More than 100 solar panels were on Tuesday switched on at the remote Casey Research Station, one of Australia’s three permanent bases on the frozen continent.
The panels are expected to provide about 10 per cent of the station’s yearly energy, reducing reliance on diesel generators and cutting emissions.
“This is the first solar power array at an Australian Antarctic research station and amongst the largest in Antarctica,” Australian Antarctic Division (AAD) director Mr Kim Ellis said.
The first Australian solar farm in #Antarctica has been switched on at Casey research station thanks to a collaboration with @Masdar. 105 #solar panels provide 30 kW of #renewableenergy into the station’s power grid over summer https://t.co/NJ8puK87eb pic.twitter.com/9P5hWUi7bF

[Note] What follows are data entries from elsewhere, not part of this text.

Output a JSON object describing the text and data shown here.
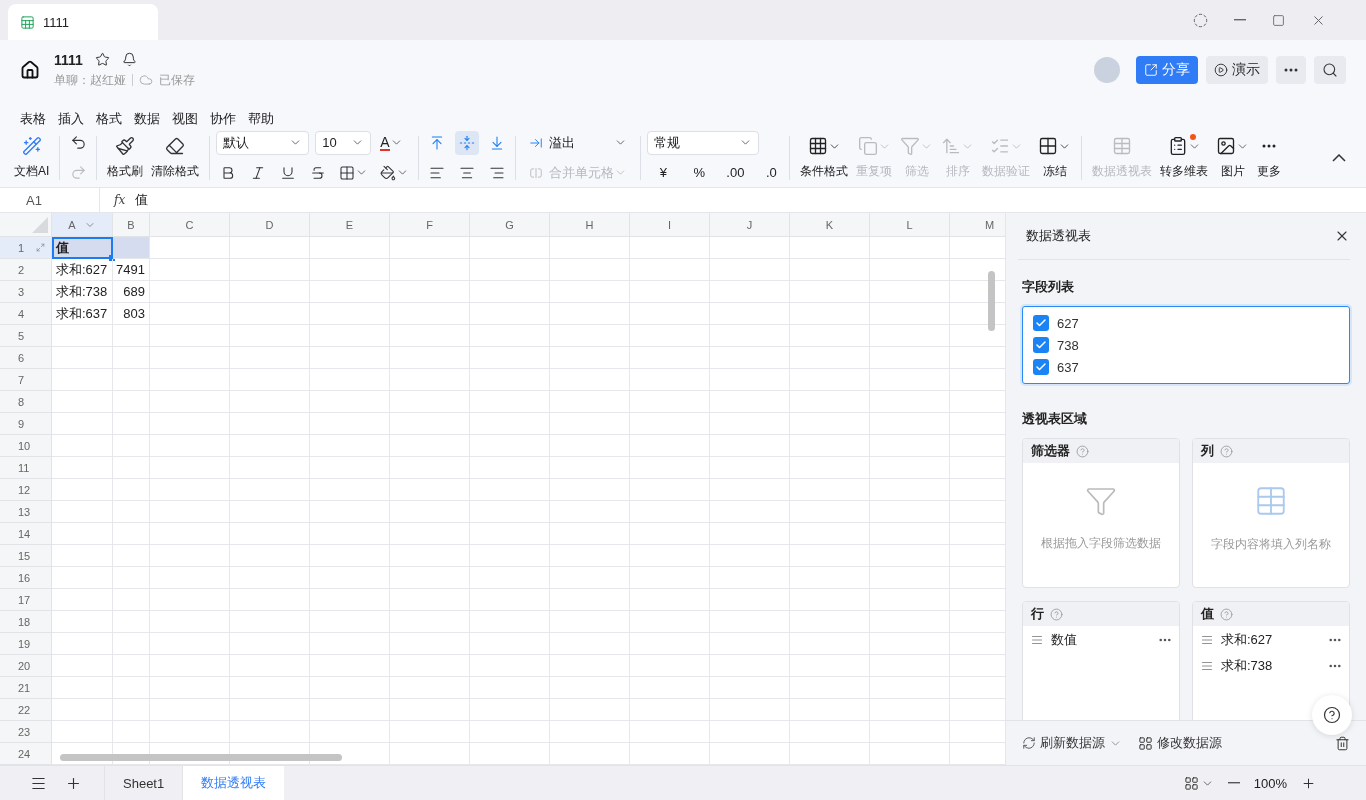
{
  "tab": {
    "title": "1111"
  },
  "header": {
    "title": "1111",
    "chat": "单聊：赵红娅",
    "save_status": "已保存",
    "share": "分享",
    "present": "演示"
  },
  "menu": [
    "表格",
    "插入",
    "格式",
    "数据",
    "视图",
    "协作",
    "帮助"
  ],
  "toolbar": {
    "ai": "文档AI",
    "undo": {
      "disabled": false
    },
    "redo": {
      "disabled": true
    },
    "painter": "格式刷",
    "clear": "清除格式",
    "font": "默认",
    "size": "10",
    "font_color": "A",
    "valign": [
      {
        "selected": false
      },
      {
        "selected": true
      },
      {
        "selected": false
      }
    ],
    "overflow": "溢出",
    "merge": {
      "label": "合并单元格",
      "disabled": true
    },
    "number_format": "常规",
    "currency": "¥",
    "percent": "%",
    "decimals": [
      ".00",
      ".0"
    ],
    "tools": [
      {
        "label": "条件格式",
        "disabled": false
      },
      {
        "label": "重复项",
        "disabled": true
      },
      {
        "label": "筛选",
        "disabled": true
      },
      {
        "label": "排序",
        "disabled": true
      },
      {
        "label": "数据验证",
        "disabled": true
      },
      {
        "label": "冻结",
        "disabled": false
      }
    ],
    "tools2": [
      {
        "label": "数据透视表",
        "disabled": true,
        "badge": false
      },
      {
        "label": "转多维表",
        "disabled": false,
        "badge": true
      },
      {
        "label": "图片",
        "disabled": false,
        "badge": false
      },
      {
        "label": "更多",
        "disabled": false,
        "badge": false
      }
    ]
  },
  "formula_bar": {
    "cell": "A1",
    "fx": "fx",
    "value": "值"
  },
  "sheet": {
    "columns": [
      {
        "label": "A",
        "selected": true
      },
      {
        "label": "B",
        "selected": false
      },
      {
        "label": "C",
        "selected": false
      },
      {
        "label": "D",
        "selected": false
      },
      {
        "label": "E",
        "selected": false
      },
      {
        "label": "F",
        "selected": false
      },
      {
        "label": "G",
        "selected": false
      },
      {
        "label": "H",
        "selected": false
      },
      {
        "label": "I",
        "selected": false
      },
      {
        "label": "J",
        "selected": false
      },
      {
        "label": "K",
        "selected": false
      },
      {
        "label": "L",
        "selected": false
      },
      {
        "label": "M",
        "selected": false
      }
    ],
    "rows": [
      {
        "label": "1",
        "selected": true,
        "cells": [
          {
            "text": "值",
            "kind": "text",
            "selected": true,
            "highlight": true
          },
          {
            "kind": "text",
            "selected": false,
            "highlight": true
          }
        ]
      },
      {
        "label": "2",
        "selected": false,
        "cells": [
          {
            "text": "求和:627",
            "kind": "text",
            "selected": false,
            "highlight": false
          },
          {
            "text": "7491",
            "kind": "number",
            "selected": false,
            "highlight": false
          }
        ]
      },
      {
        "label": "3",
        "selected": false,
        "cells": [
          {
            "text": "求和:738",
            "kind": "text",
            "selected": false,
            "highlight": false
          },
          {
            "text": "689",
            "kind": "number",
            "selected": false,
            "highlight": false
          }
        ]
      },
      {
        "label": "4",
        "selected": false,
        "cells": [
          {
            "text": "求和:637",
            "kind": "text",
            "selected": false,
            "highlight": false
          },
          {
            "text": "803",
            "kind": "number",
            "selected": false,
            "highlight": false
          }
        ]
      },
      {
        "label": "5",
        "selected": false
      },
      {
        "label": "6",
        "selected": false
      },
      {
        "label": "7",
        "selected": false
      },
      {
        "label": "8",
        "selected": false
      },
      {
        "label": "9",
        "selected": false
      },
      {
        "label": "10",
        "selected": false
      },
      {
        "label": "11",
        "selected": false
      },
      {
        "label": "12",
        "selected": false
      },
      {
        "label": "13",
        "selected": false
      },
      {
        "label": "14",
        "selected": false
      },
      {
        "label": "15",
        "selected": false
      },
      {
        "label": "16",
        "selected": false
      },
      {
        "label": "17",
        "selected": false
      },
      {
        "label": "18",
        "selected": false
      },
      {
        "label": "19",
        "selected": false
      },
      {
        "label": "20",
        "selected": false
      },
      {
        "label": "21",
        "selected": false
      },
      {
        "label": "22",
        "selected": false
      },
      {
        "label": "23",
        "selected": false
      },
      {
        "label": "24",
        "selected": false
      }
    ]
  },
  "sheet_tabs": [
    {
      "label": "Sheet1",
      "selected": false
    },
    {
      "label": "数据透视表",
      "selected": true
    }
  ],
  "panel": {
    "title": "数据透视表",
    "fields_title": "字段列表",
    "fields": [
      {
        "label": "627",
        "checked": true
      },
      {
        "label": "738",
        "checked": true
      },
      {
        "label": "637",
        "checked": true
      }
    ],
    "areas_title": "透视表区域",
    "areas": [
      {
        "title": "筛选器",
        "kind": "filter",
        "hint": "根据拖入字段筛选数据"
      },
      {
        "title": "列",
        "kind": "columns",
        "hint": "字段内容将填入列名称"
      },
      {
        "title": "行",
        "kind": "list",
        "items": [
          "数值"
        ]
      },
      {
        "title": "值",
        "kind": "list",
        "items": [
          "求和:627",
          "求和:738"
        ]
      }
    ],
    "refresh": "刷新数据源",
    "modify": "修改数据源"
  },
  "status": {
    "zoom": "100%"
  }
}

— antarctica.gov.au (@AusAntarctic) March 18, 2019
It took two months to install the solar technology on the side wall of the station’s green store.
Engineers batted minus-seven degree temperatures and blizzards to put up the panels, which have been adapted to capture the low angle of the sun and withstand extreme cold.

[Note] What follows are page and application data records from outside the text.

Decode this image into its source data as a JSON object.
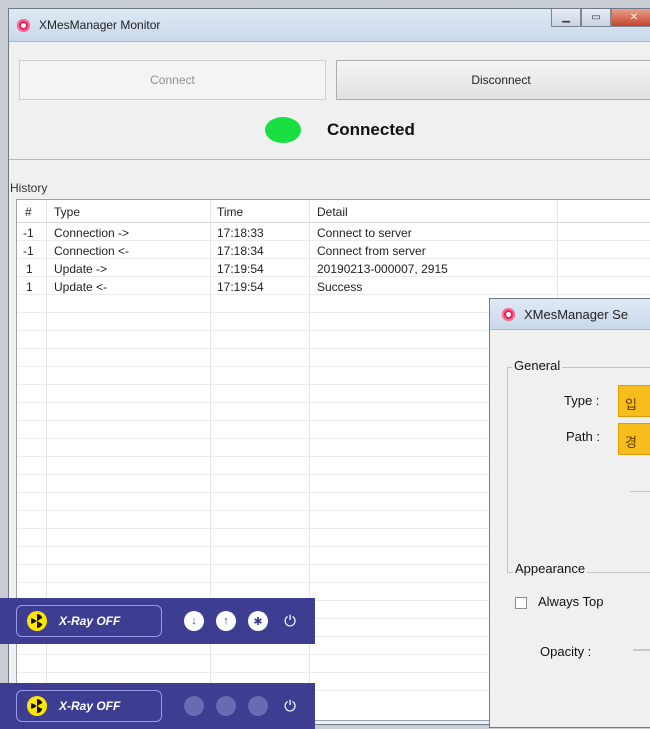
{
  "monitor": {
    "title": "XMesManager Monitor",
    "buttons": {
      "connect": "Connect",
      "disconnect": "Disconnect"
    },
    "status": {
      "text": "Connected",
      "color": "#19e040"
    },
    "history_label": "History",
    "columns": [
      "#",
      "Type",
      "Time",
      "Detail"
    ],
    "rows": [
      {
        "num": "-1",
        "type": "Connection ->",
        "time": "17:18:33",
        "detail": "Connect to server"
      },
      {
        "num": "-1",
        "type": "Connection <-",
        "time": "17:18:34",
        "detail": "Connect from server"
      },
      {
        "num": "1",
        "type": "Update ->",
        "time": "17:19:54",
        "detail": "20190213-000007, 2915"
      },
      {
        "num": "1",
        "type": "Update <-",
        "time": "17:19:54",
        "detail": "Success"
      }
    ]
  },
  "settings": {
    "title": "XMesManager Se",
    "general_label": "General",
    "type_label": "Type :",
    "type_value": "입",
    "path_label": "Path :",
    "path_value": "경",
    "appearance_label": "Appearance",
    "always_top_label": "Always Top",
    "opacity_label": "Opacity :"
  },
  "overlays": [
    {
      "label": "X-Ray OFF",
      "icons": [
        "download-icon",
        "upload-icon",
        "gear-icon",
        "power-icon"
      ],
      "enabled": true
    },
    {
      "label": "X-Ray OFF",
      "icons": [
        "download-icon",
        "upload-icon",
        "gear-icon",
        "power-icon"
      ],
      "enabled": false
    }
  ],
  "colors": {
    "accent_yellow": "#f7bd1d",
    "overlay_bg": "#3d3d92",
    "status_green": "#19e040"
  }
}
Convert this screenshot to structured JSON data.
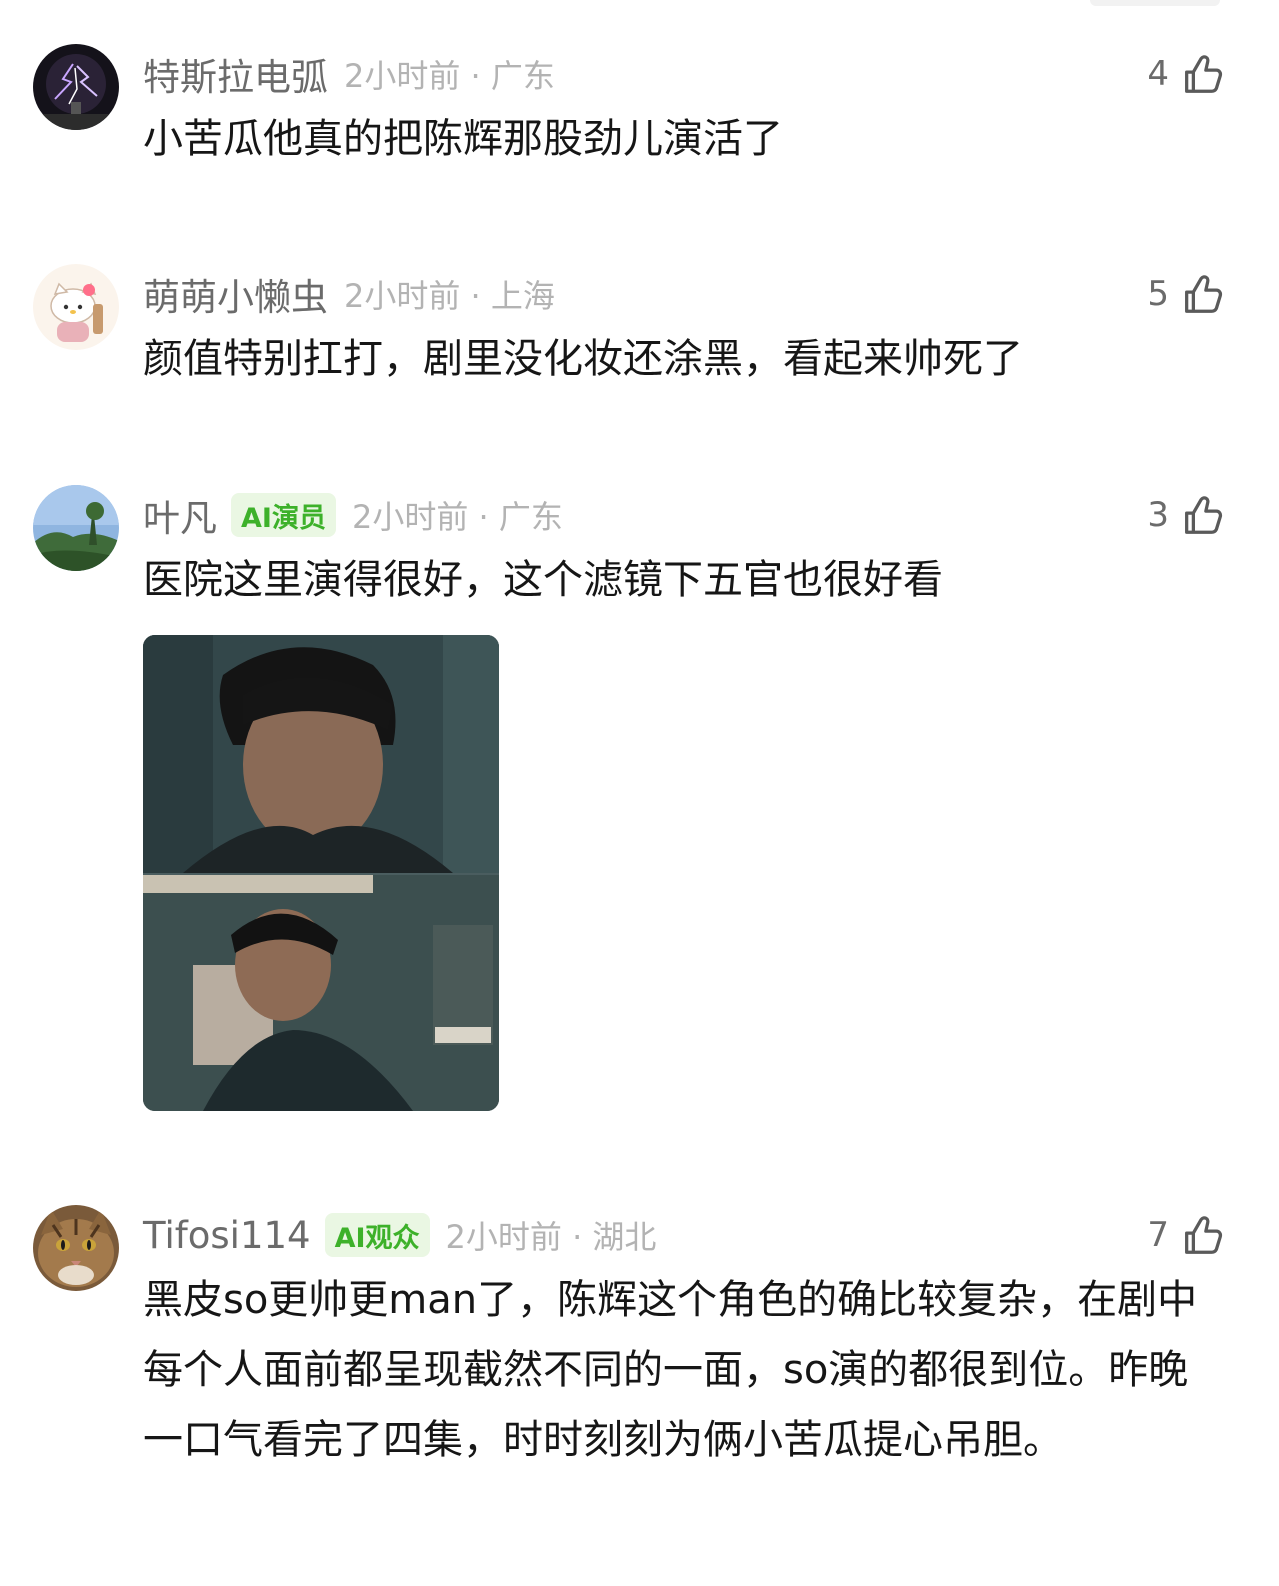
{
  "comments": [
    {
      "username": "特斯拉电弧",
      "badge": "",
      "meta": "2小时前 · 广东",
      "likes": "4",
      "text": "小苦瓜他真的把陈辉那股劲儿演活了",
      "avatar_icon": "tesla-coil-avatar"
    },
    {
      "username": "萌萌小懒虫",
      "badge": "",
      "meta": "2小时前 · 上海",
      "likes": "5",
      "text": "颜值特别扛打，剧里没化妆还涂黑，看起来帅死了",
      "avatar_icon": "hello-kitty-avatar"
    },
    {
      "username": "叶凡",
      "badge": "AI演员",
      "meta": "2小时前 · 广东",
      "likes": "3",
      "text": "医院这里演得很好，这个滤镜下五官也很好看",
      "avatar_icon": "landscape-avatar",
      "attached_image": "two-photo-still-collage"
    },
    {
      "username": "Tifosi114",
      "badge": "AI观众",
      "meta": "2小时前 · 湖北",
      "likes": "7",
      "text": "黑皮so更帅更man了，陈辉这个角色的确比较复杂，在剧中每个人面前都呈现截然不同的一面，so演的都很到位。昨晚一口气看完了四集，时时刻刻为俩小苦瓜提心吊胆。",
      "avatar_icon": "cat-avatar"
    }
  ],
  "colors": {
    "badge_bg": "#eaf7e3",
    "badge_text": "#3db12a",
    "username": "#6b6b6b",
    "meta": "#b3b3b3",
    "body_text": "#161616"
  },
  "icons": [
    "thumbs-up-icon"
  ]
}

“The cold was a challenge, as the brackets and bolts are small and fiddly and can’t be installed while wearing gloves,” Casey Station engineering services supervisor Doreen McCurdy said.
“We had to use hand warmers to keep our fingers nimble.”
There are plans to connect the panels to a battery storage system and investigate whether solar power can be used at Australia’s other Antarctic stations.
“Once the solar system is running, we’ll be able to see how it performs as part of the station’s power grid,” Mr Ellis said.
“From there we can then look at how to get more out of the technology in the future.”
Belgium operates a zero-emission research station in Antarctica that runs entirely on solar and wind power.